All of the new Cosmos headsets are modular, the Play included. So if you buy this headset and, after spending some time with it, decide you’d like a more immersive VR experience with better sensing, you don’t need to go out and buy a whole new headset. You can just pick up a new faceplate with some extra sensors and snap that onto the Play. Also add a couple controllers, and you've effectively turned your Cosmos Play headset into the more powerful standard Cosmos headset.

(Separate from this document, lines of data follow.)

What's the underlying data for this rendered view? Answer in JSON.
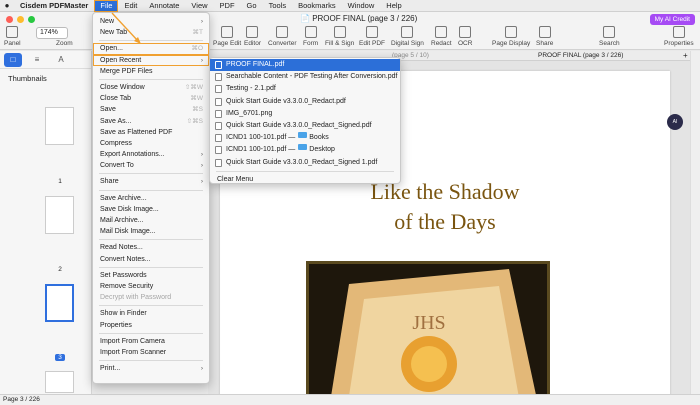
{
  "menubar": {
    "apple": "",
    "items": [
      "Cisdem PDFMaster",
      "File",
      "Edit",
      "Annotate",
      "View",
      "PDF",
      "Go",
      "Tools",
      "Bookmarks",
      "Window",
      "Help"
    ]
  },
  "toolbar": {
    "title": "PROOF FINAL (page 3 / 226)",
    "zoom_value": "174%",
    "panel_label": "Panel",
    "zoom_label": "Zoom",
    "tools": [
      "Page Edit",
      "Editor",
      "Converter",
      "Form",
      "Fill & Sign",
      "Edit PDF",
      "Digital Sign",
      "Redact",
      "OCR",
      "Page Display",
      "Share",
      "Search",
      "Properties"
    ],
    "ai_credit": "My AI Credit"
  },
  "tabs": {
    "page_indicator": "(page 5 / 10)",
    "right_tab": "PROOF FINAL (page 3 / 226)"
  },
  "sidebar": {
    "label": "Thumbnails",
    "thumb_numbers": [
      "1",
      "2",
      "3"
    ]
  },
  "file_menu": {
    "items": [
      {
        "label": "New",
        "shortcut": "",
        "submenu": true
      },
      {
        "label": "New Tab",
        "shortcut": "⌘T"
      },
      {
        "sep": true
      },
      {
        "label": "Open...",
        "shortcut": "⌘O"
      },
      {
        "label": "Open Recent",
        "shortcut": "",
        "submenu": true
      },
      {
        "label": "Merge PDF Files",
        "shortcut": ""
      },
      {
        "sep": true
      },
      {
        "label": "Close Window",
        "shortcut": "⇧⌘W"
      },
      {
        "label": "Close Tab",
        "shortcut": "⌘W"
      },
      {
        "label": "Save",
        "shortcut": "⌘S"
      },
      {
        "label": "Save As...",
        "shortcut": "⇧⌘S"
      },
      {
        "label": "Save as Flattened PDF",
        "shortcut": ""
      },
      {
        "label": "Compress",
        "shortcut": ""
      },
      {
        "label": "Export Annotations...",
        "shortcut": "",
        "submenu": true
      },
      {
        "label": "Convert To",
        "shortcut": "",
        "submenu": true
      },
      {
        "sep": true
      },
      {
        "label": "Share",
        "shortcut": "",
        "submenu": true
      },
      {
        "sep": true
      },
      {
        "label": "Save Archive...",
        "shortcut": ""
      },
      {
        "label": "Save Disk Image...",
        "shortcut": ""
      },
      {
        "label": "Mail Archive...",
        "shortcut": ""
      },
      {
        "label": "Mail Disk Image...",
        "shortcut": ""
      },
      {
        "sep": true
      },
      {
        "label": "Read Notes...",
        "shortcut": ""
      },
      {
        "label": "Convert Notes...",
        "shortcut": ""
      },
      {
        "sep": true
      },
      {
        "label": "Set Passwords",
        "shortcut": ""
      },
      {
        "label": "Remove Security",
        "shortcut": ""
      },
      {
        "label": "Decrypt with Password",
        "shortcut": "",
        "disabled": true
      },
      {
        "sep": true
      },
      {
        "label": "Show in Finder",
        "shortcut": ""
      },
      {
        "label": "Properties",
        "shortcut": ""
      },
      {
        "sep": true
      },
      {
        "label": "Import From Camera",
        "shortcut": ""
      },
      {
        "label": "Import From Scanner",
        "shortcut": ""
      },
      {
        "sep": true
      },
      {
        "label": "Print...",
        "shortcut": "",
        "submenu": true
      }
    ]
  },
  "recent_menu": {
    "items": [
      {
        "label": "PROOF FINAL.pdf"
      },
      {
        "label": "Searchable Content - PDF Testing After Conversion.pdf"
      },
      {
        "label": "Testing - 2.1.pdf"
      },
      {
        "label": "Quick Start Guide v3.3.0.0_Redact.pdf"
      },
      {
        "label": "IMG_6701.png"
      },
      {
        "label": "Quick Start Guide v3.3.0.0_Redact_Signed.pdf"
      },
      {
        "label": "ICND1 100-101.pdf —",
        "folder": "Books"
      },
      {
        "label": "ICND1 100-101.pdf —",
        "folder": "Desktop"
      },
      {
        "label": "Quick Start Guide v3.3.0.0_Redact_Signed 1.pdf"
      },
      {
        "sep": true
      },
      {
        "label": "Clear Menu"
      }
    ]
  },
  "document": {
    "heading_line1": "Like the Shadow",
    "heading_line2": "of the Days"
  },
  "status": {
    "page_text": "Page 3 / 226"
  },
  "ai_bubble": "AI",
  "colors": {
    "accent": "#2c6fd8",
    "highlight": "#f0a030",
    "ai": "#a64bf4"
  }
}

They're self-contained, so you're not attached by a cable to a computer or game console; they track themselves in space, obviating the external sensors required on earlier systems and freeing you to move about in VR just as you move in real life, with a range limited only by your physical environment; and they extend the headset's “six degrees of freedom” to the hand controllers as well, allowing for realistic use of virtual objects like swords and flashlights.